  • PDFRobust Execution of Processes and Management of Heterogeneous Knowledge in Collective Adaptive SystemsThe recent advances in pervasive and mobile computing have paved the way for Collective Adaptive Systems (CAS). The vision of such systems is to enable a network of heterogeneous computing nodes, ranging from highly mobile smart phones to cloud servers, to collaborate in order to benefit from synergistic effects. The core of CAS is the robust and collaborative execution of processes across system boundaries, combined with continuous learning and adaptation. Thus, robust process execution and scalable management of learned knowledge are the key success factors of such systems. This proposal addresses methods to increase the robustness of process execution in such systems and methods for efficient and scalable management of distributed knowledge.
    Thomas Bach (University of Stuttgart)
  • PDFSemantic-based Management of Federated Infrastructures for Future Internet ExperimentationIn the context of distributed computing various strategies have been developed to share heterogeneous resources across multiple administrative domains. An important challenge that arises in this context is the exchange of information about the provided resources and their dependencies. In the considered field of application of federated Future Internet testbeds, existing work rest upon different interfaces and schematic data models. This aggravates the discovery and management of heterogeneous resources between autonomous facilities.

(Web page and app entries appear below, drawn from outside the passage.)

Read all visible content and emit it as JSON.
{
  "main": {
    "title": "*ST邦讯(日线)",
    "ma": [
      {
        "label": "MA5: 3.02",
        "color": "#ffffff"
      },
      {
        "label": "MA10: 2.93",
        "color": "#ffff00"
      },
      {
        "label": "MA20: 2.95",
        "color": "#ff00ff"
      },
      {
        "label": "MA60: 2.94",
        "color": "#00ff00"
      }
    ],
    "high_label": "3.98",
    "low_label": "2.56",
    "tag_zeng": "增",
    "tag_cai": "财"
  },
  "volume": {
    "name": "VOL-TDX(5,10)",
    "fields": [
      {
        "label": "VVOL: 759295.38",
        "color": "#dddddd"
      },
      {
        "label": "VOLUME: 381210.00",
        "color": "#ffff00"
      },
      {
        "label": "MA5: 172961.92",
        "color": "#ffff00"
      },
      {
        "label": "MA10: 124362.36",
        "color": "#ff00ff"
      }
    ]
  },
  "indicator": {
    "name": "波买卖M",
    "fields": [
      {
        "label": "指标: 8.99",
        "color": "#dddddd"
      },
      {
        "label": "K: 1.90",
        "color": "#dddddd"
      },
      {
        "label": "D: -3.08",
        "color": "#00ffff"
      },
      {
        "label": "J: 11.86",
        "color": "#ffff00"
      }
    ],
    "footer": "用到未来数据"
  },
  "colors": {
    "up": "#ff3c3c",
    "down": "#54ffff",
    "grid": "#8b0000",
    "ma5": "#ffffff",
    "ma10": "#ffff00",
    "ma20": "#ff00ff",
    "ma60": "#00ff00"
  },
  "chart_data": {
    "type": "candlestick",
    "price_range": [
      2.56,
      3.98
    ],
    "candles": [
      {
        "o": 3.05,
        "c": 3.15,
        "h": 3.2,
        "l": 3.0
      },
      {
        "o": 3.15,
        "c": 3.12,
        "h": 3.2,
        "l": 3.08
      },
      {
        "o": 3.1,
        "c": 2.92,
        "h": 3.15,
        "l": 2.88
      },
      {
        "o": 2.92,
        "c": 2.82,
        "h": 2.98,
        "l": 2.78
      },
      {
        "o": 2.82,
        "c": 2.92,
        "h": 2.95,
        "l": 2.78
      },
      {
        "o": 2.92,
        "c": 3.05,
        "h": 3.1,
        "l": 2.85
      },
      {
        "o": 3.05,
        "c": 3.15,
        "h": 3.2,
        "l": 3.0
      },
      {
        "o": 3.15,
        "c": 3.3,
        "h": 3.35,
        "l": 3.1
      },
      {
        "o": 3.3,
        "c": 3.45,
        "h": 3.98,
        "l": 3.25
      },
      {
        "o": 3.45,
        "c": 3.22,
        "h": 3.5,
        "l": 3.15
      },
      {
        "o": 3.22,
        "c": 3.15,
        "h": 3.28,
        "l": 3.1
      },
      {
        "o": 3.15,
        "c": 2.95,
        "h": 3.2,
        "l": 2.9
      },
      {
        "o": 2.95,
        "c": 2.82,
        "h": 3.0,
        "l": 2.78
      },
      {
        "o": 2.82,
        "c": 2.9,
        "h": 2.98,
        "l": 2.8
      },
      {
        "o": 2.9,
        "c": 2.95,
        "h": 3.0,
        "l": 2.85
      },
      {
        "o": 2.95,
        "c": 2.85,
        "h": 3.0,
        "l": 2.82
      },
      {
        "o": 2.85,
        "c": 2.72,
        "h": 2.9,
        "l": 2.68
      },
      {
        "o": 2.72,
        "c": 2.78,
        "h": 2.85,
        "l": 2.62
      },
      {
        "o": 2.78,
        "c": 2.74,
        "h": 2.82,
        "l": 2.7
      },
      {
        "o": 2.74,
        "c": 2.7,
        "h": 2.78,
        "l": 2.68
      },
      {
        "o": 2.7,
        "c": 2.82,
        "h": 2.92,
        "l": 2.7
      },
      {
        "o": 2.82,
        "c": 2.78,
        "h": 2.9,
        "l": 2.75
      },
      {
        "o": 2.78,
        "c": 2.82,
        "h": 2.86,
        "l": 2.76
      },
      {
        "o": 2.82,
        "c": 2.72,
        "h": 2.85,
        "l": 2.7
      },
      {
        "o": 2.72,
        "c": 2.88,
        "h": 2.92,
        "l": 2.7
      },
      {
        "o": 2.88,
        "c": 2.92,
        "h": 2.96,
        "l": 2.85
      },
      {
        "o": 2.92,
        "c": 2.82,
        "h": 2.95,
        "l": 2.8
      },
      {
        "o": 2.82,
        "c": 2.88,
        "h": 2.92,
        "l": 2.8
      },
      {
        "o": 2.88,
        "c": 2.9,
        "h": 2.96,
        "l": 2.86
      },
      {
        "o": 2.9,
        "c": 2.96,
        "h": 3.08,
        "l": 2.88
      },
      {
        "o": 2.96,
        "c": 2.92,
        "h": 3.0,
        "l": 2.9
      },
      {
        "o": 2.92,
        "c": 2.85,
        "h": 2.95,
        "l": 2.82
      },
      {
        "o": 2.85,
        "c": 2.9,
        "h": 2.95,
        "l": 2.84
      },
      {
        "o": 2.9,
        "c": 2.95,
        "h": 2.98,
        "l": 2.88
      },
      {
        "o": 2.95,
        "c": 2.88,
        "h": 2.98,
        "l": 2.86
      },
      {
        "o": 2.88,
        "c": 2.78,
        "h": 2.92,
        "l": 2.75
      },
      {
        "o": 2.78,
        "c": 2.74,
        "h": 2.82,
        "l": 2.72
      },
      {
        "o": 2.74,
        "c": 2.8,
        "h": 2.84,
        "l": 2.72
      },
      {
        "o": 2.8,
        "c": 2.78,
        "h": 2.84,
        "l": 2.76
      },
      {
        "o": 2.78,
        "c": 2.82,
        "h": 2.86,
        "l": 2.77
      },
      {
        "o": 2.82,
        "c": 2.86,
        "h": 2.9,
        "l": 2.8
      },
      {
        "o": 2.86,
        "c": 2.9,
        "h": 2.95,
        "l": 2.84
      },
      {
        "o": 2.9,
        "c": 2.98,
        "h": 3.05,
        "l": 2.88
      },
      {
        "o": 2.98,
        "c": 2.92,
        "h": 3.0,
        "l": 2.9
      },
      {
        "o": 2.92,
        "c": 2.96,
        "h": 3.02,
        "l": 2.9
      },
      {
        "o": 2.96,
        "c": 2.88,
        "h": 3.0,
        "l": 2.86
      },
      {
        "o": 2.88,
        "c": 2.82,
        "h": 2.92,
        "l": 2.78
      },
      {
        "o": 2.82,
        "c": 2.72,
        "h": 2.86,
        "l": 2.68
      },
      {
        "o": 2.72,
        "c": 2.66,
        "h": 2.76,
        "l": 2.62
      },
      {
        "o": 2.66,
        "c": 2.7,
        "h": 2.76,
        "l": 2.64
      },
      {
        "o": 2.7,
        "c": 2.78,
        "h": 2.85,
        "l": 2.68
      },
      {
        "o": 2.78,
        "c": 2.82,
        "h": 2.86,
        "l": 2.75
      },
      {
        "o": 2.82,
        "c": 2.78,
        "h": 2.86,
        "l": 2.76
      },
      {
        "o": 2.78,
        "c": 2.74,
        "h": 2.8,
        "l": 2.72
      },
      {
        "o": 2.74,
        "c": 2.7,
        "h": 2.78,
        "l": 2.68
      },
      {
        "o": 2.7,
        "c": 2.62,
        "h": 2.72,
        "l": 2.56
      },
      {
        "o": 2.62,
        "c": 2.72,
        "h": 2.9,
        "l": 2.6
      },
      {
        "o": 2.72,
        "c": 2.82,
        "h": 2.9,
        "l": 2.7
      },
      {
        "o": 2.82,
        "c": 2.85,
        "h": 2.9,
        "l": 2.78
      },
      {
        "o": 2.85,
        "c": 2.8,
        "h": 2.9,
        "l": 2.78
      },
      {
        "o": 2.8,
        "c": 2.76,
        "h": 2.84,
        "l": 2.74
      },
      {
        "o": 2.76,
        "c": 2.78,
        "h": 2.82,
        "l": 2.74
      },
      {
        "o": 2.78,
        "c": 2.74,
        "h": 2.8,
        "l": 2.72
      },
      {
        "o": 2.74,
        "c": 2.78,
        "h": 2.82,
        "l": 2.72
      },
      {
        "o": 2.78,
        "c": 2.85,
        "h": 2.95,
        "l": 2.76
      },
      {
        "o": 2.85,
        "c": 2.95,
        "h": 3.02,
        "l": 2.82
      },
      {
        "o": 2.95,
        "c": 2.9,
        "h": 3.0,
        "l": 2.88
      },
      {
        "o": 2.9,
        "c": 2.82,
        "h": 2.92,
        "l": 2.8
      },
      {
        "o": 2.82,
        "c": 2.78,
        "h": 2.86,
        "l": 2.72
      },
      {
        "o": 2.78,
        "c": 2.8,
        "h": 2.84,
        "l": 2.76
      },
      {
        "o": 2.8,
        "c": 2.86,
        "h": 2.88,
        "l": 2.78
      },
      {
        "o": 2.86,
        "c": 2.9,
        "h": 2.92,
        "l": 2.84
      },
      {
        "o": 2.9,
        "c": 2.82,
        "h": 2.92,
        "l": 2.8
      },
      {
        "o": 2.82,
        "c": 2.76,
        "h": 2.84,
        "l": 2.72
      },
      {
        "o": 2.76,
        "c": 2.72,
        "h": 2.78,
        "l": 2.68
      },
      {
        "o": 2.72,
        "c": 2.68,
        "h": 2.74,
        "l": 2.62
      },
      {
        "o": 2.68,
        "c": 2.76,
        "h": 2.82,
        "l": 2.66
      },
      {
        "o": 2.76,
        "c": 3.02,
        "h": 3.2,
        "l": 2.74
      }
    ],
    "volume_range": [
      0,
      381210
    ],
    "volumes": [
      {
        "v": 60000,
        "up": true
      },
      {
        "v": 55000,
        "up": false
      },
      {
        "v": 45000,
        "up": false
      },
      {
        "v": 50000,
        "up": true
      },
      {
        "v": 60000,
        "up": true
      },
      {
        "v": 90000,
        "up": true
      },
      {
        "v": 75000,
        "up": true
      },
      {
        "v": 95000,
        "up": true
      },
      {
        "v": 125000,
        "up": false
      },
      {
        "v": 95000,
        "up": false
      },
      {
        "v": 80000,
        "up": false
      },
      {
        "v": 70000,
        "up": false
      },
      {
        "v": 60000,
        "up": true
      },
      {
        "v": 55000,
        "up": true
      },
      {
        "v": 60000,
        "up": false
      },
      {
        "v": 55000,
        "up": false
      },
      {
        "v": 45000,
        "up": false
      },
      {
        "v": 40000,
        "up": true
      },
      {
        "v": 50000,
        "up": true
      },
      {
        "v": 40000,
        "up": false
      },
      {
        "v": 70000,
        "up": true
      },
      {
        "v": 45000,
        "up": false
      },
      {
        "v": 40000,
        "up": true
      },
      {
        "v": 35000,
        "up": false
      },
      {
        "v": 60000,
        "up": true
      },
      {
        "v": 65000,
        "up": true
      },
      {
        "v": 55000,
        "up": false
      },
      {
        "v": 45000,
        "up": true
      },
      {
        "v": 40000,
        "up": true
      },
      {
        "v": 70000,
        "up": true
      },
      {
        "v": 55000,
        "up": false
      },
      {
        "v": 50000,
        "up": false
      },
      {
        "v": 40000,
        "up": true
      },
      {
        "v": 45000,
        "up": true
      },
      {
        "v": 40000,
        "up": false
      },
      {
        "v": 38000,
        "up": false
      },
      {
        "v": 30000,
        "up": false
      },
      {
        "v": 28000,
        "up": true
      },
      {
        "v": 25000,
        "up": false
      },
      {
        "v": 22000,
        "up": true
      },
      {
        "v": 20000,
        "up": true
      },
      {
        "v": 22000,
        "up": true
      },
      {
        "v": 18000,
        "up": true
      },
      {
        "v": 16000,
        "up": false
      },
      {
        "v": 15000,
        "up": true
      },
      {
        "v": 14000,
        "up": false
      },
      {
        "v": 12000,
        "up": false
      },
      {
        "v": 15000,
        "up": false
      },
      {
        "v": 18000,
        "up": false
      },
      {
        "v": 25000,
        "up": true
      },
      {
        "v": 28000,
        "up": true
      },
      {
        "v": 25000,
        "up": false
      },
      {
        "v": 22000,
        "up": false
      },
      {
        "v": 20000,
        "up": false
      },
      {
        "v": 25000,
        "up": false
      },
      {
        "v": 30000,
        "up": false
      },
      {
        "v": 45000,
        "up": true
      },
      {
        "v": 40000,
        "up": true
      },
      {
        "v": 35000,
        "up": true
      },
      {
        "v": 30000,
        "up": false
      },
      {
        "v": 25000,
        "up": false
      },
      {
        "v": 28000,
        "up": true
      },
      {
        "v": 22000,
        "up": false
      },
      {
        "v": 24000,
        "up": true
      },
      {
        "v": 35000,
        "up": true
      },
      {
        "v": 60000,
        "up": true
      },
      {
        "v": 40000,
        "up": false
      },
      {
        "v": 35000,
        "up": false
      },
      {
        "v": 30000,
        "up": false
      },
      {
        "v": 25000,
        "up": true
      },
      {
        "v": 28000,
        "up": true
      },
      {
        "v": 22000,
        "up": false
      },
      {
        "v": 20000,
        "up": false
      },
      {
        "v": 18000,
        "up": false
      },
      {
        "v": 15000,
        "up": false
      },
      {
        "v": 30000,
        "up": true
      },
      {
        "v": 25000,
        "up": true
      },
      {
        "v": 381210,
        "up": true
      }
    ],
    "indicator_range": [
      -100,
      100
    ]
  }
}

In this thesis an approach is introduced that reutilizes insights of the Semantic Web research to address this issue. As a result, the major contributions are the definition of a description language for federated infrastructures, the design of a reusable architecture for federated resource management, and the implementation of a proof of concept.
    Alexander Willner - Daniel Nehls (Substitute) (TU Berlin)